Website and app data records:
◇ ◇ ◇ ◇
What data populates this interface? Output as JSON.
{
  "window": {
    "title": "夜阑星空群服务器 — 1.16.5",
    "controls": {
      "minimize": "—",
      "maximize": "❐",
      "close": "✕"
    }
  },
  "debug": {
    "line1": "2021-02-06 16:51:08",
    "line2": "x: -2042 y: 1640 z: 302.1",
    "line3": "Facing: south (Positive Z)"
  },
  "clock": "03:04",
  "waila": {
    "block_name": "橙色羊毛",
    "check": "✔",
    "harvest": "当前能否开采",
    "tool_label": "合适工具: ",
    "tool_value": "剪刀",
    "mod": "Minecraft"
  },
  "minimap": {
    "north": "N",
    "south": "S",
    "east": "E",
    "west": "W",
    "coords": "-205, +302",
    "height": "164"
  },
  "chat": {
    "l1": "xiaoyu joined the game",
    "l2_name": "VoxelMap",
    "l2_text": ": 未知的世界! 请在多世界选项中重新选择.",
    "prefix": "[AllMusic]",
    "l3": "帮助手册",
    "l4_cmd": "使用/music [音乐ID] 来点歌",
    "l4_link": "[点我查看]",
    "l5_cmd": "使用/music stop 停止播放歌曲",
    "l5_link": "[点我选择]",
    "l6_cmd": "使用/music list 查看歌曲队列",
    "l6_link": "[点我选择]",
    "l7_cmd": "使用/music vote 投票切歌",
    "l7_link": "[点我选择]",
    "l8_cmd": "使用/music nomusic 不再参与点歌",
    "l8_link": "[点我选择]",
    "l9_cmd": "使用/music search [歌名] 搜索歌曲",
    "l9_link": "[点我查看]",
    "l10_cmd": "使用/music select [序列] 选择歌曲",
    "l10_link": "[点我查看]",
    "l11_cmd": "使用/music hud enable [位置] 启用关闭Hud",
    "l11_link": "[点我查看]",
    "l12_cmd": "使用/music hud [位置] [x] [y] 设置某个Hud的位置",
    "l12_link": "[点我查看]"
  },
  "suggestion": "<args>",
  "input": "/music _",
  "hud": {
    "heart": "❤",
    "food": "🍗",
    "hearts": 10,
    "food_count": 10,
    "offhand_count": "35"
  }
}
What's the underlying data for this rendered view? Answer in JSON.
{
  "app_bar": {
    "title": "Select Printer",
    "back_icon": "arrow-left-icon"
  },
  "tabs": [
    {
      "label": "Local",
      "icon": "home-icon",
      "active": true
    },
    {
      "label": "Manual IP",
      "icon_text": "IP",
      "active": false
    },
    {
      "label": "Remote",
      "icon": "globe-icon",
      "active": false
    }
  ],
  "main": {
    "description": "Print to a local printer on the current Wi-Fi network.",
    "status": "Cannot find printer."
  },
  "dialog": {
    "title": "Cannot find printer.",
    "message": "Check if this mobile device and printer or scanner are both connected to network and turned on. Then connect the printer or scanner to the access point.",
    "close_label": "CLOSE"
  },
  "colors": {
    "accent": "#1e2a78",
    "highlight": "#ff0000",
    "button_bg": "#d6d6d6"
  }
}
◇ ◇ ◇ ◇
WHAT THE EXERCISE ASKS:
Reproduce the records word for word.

WRITTEN ANSWER:
What data populates this interface? Output as JSON.
{
  "window": {
    "title": "夜阑星空群服务器 — 1.16.5",
    "controls": {
      "minimize": "—",
      "maximize": "❐",
      "close": "✕"
    }
  },
  "debug": {
    "line1": "2021-02-06 16:51:08",
    "line2": "x: -2042 y: 1640 z: 302.1",
    "line3": "Facing: south (Positive Z)"
  },
  "clock": "03:04",
  "waila": {
    "block_name": "橙色羊毛",
    "check": "✔",
    "harvest": "当前能否开采",
    "tool_label": "合适工具: ",
    "tool_value": "剪刀",
    "mod": "Minecraft"
  },
  "minimap": {
    "north": "N",
    "south": "S",
    "east": "E",
    "west": "W",
    "coords": "-205, +302",
    "height": "164"
  },
  "chat": {
    "l1": "xiaoyu joined the game",
    "l2_name": "VoxelMap",
    "l2_text": ": 未知的世界! 请在多世界选项中重新选择.",
    "prefix": "[AllMusic]",
    "l3": "帮助手册",
    "l4_cmd": "使用/music [音乐ID] 来点歌",
    "l4_link": "[点我查看]",
    "l5_cmd": "使用/music stop 停止播放歌曲",
    "l5_link": "[点我选择]",
    "l6_cmd": "使用/music list 查看歌曲队列",
    "l6_link": "[点我选择]",
    "l7_cmd": "使用/music vote 投票切歌",
    "l7_link": "[点我选择]",
    "l8_cmd": "使用/music nomusic 不再参与点歌",
    "l8_link": "[点我选择]",
    "l9_cmd": "使用/music search [歌名] 搜索歌曲",
    "l9_link": "[点我查看]",
    "l10_cmd": "使用/music select [序列] 选择歌曲",
    "l10_link": "[点我查看]",
    "l11_cmd": "使用/music hud enable [位置] 启用关闭Hud",
    "l11_link": "[点我查看]",
    "l12_cmd": "使用/music hud [位置] [x] [y] 设置某个Hud的位置",
    "l12_link": "[点我查看]"
  },
  "suggestion": "<args>",
  "input": "/music _",
  "hud": {
    "heart": "❤",
    "food": "🍗",
    "hearts": 10,
    "food_count": 10,
    "offhand_count": "35"
  }
}
What's the underlying data for this rendered view? Answer in JSON.
{
  "app_bar": {
    "title": "Select Printer",
    "back_icon": "arrow-left-icon"
  },
  "tabs": [
    {
      "label": "Local",
      "icon": "home-icon",
      "active": true
    },
    {
      "label": "Manual IP",
      "icon_text": "IP",
      "active": false
    },
    {
      "label": "Remote",
      "icon": "globe-icon",
      "active": false
    }
  ],
  "main": {
    "description": "Print to a local printer on the current Wi-Fi network.",
    "status": "Cannot find printer."
  },
  "dialog": {
    "title": "Cannot find printer.",
    "message": "Check if this mobile device and printer or scanner are both connected to network and turned on. Then connect the printer or scanner to the access point.",
    "close_label": "CLOSE"
  },
  "colors": {
    "accent": "#1e2a78",
    "highlight": "#ff0000",
    "button_bg": "#d6d6d6"
  }
}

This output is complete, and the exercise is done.